Lines in the data below that contain the word "hint" are to be copied.

::::::::::

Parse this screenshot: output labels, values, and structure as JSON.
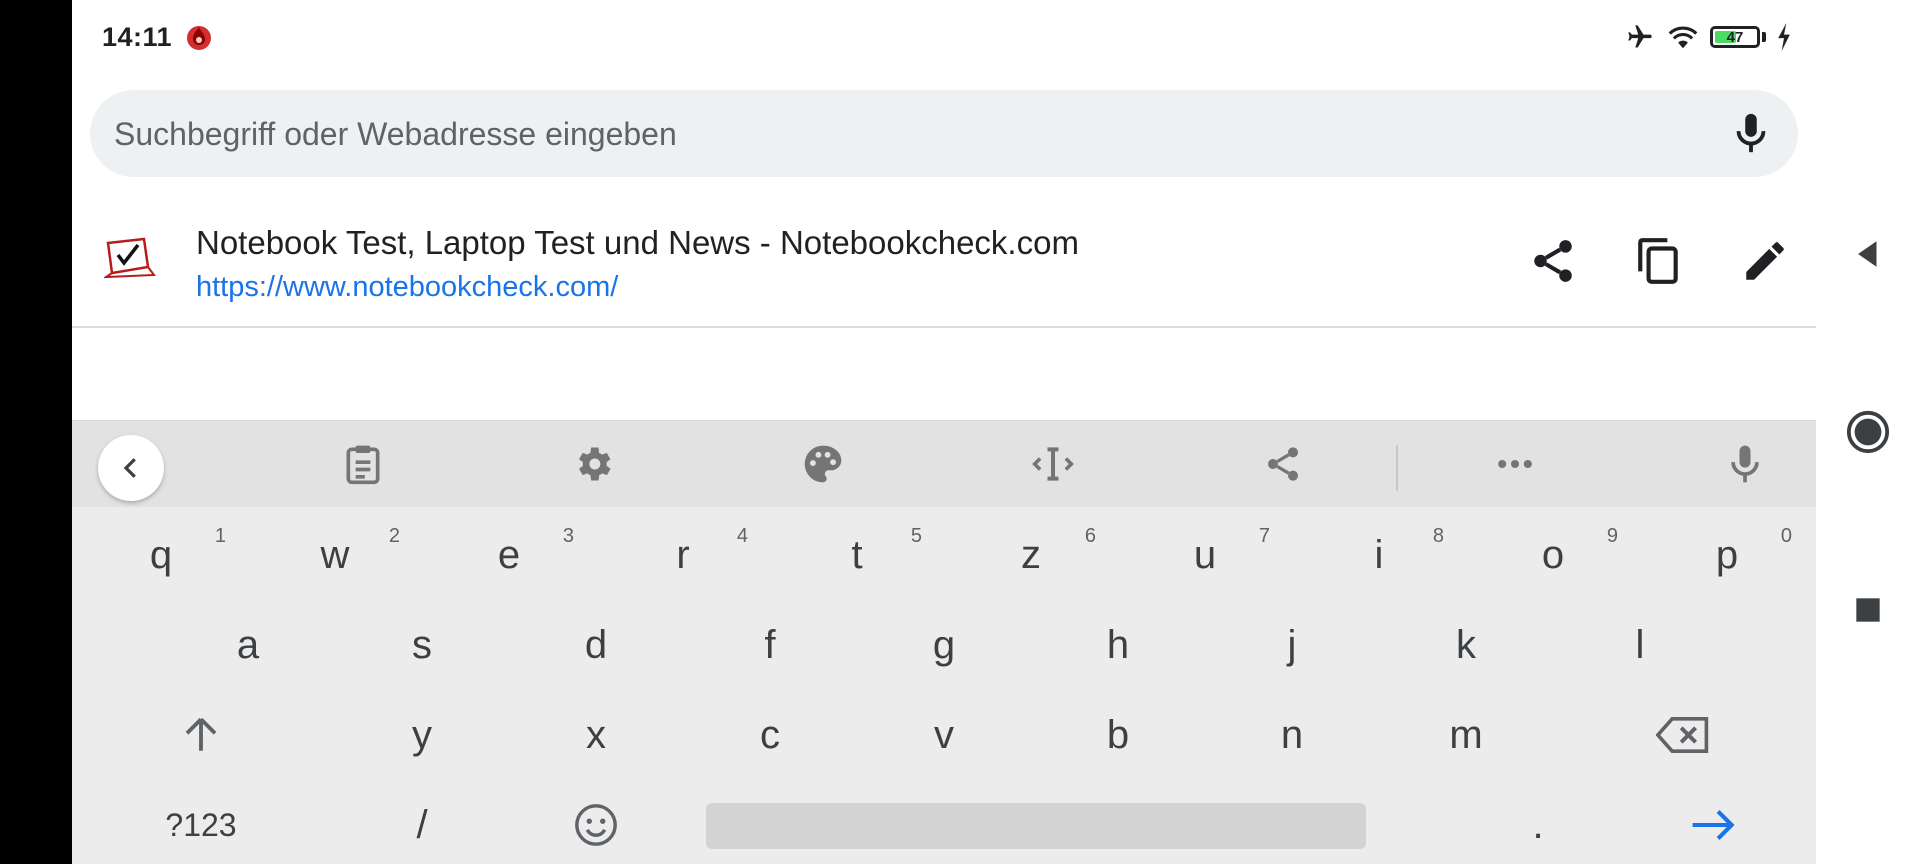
{
  "status_bar": {
    "time": "14:11",
    "app_icon": "antutu-flame-icon",
    "airplane_icon": "airplane-icon",
    "wifi_icon": "wifi-icon",
    "battery_level": "47",
    "charging_icon": "charging-bolt-icon"
  },
  "search": {
    "placeholder": "Suchbegriff oder Webadresse eingeben",
    "value": "",
    "mic_icon": "microphone-icon"
  },
  "suggestion": {
    "title": "Notebook Test, Laptop Test und News - Notebookcheck.com",
    "url": "https://www.notebookcheck.com/",
    "site_icon": "notebookcheck-logo-icon",
    "actions": [
      "share-icon",
      "copy-icon",
      "edit-icon"
    ]
  },
  "keyboard": {
    "toolbar": [
      "back-chevron-icon",
      "clipboard-icon",
      "settings-gear-icon",
      "theme-palette-icon",
      "text-cursor-icon",
      "share-icon",
      "more-dots-icon",
      "microphone-icon"
    ],
    "row1": [
      {
        "key": "q",
        "hint": "1"
      },
      {
        "key": "w",
        "hint": "2"
      },
      {
        "key": "e",
        "hint": "3"
      },
      {
        "key": "r",
        "hint": "4"
      },
      {
        "key": "t",
        "hint": "5"
      },
      {
        "key": "z",
        "hint": "6"
      },
      {
        "key": "u",
        "hint": "7"
      },
      {
        "key": "i",
        "hint": "8"
      },
      {
        "key": "o",
        "hint": "9"
      },
      {
        "key": "p",
        "hint": "0"
      }
    ],
    "row2": [
      "a",
      "s",
      "d",
      "f",
      "g",
      "h",
      "j",
      "k",
      "l"
    ],
    "row3": [
      "y",
      "x",
      "c",
      "v",
      "b",
      "n",
      "m"
    ],
    "shift_icon": "shift-arrow-icon",
    "backspace_icon": "backspace-icon",
    "symbols_label": "?123",
    "slash_key": "/",
    "emoji_icon": "emoji-smile-icon",
    "period_key": ".",
    "enter_icon": "enter-arrow-icon",
    "enter_color": "#1a73e8"
  },
  "nav_bar": {
    "back_icon": "nav-back-triangle-icon",
    "home_icon": "nav-home-circle-icon",
    "recents_icon": "nav-recents-square-icon"
  }
}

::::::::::

▶ [Solution for this exercise]:
        "hint": "1"
        "hint": "2"
        "hint": "3"
        "hint": "4"
        "hint": "5"
        "hint": "6"
        "hint": "7"
        "hint": "8"
        "hint": "9"
        "hint": "0"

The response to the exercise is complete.